The input:

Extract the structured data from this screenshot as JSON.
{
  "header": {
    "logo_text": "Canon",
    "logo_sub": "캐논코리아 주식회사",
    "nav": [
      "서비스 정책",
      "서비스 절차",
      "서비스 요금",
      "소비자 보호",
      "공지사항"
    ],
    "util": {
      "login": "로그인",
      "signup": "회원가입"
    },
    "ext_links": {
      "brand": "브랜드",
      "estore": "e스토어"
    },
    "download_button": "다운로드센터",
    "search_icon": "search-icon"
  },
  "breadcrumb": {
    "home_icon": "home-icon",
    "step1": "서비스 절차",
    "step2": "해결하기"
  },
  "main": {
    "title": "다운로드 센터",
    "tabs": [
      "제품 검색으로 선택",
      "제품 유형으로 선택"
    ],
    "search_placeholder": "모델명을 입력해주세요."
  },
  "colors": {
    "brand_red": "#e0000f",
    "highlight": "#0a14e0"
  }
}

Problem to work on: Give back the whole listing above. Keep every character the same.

Problem solution:
Extract the structured data from this screenshot as JSON.
{
  "header": {
    "logo_text": "Canon",
    "logo_sub": "캐논코리아 주식회사",
    "nav": [
      "서비스 정책",
      "서비스 절차",
      "서비스 요금",
      "소비자 보호",
      "공지사항"
    ],
    "util": {
      "login": "로그인",
      "signup": "회원가입"
    },
    "ext_links": {
      "brand": "브랜드",
      "estore": "e스토어"
    },
    "download_button": "다운로드센터",
    "search_icon": "search-icon"
  },
  "breadcrumb": {
    "home_icon": "home-icon",
    "step1": "서비스 절차",
    "step2": "해결하기"
  },
  "main": {
    "title": "다운로드 센터",
    "tabs": [
      "제품 검색으로 선택",
      "제품 유형으로 선택"
    ],
    "search_placeholder": "모델명을 입력해주세요."
  },
  "colors": {
    "brand_red": "#e0000f",
    "highlight": "#0a14e0"
  }
}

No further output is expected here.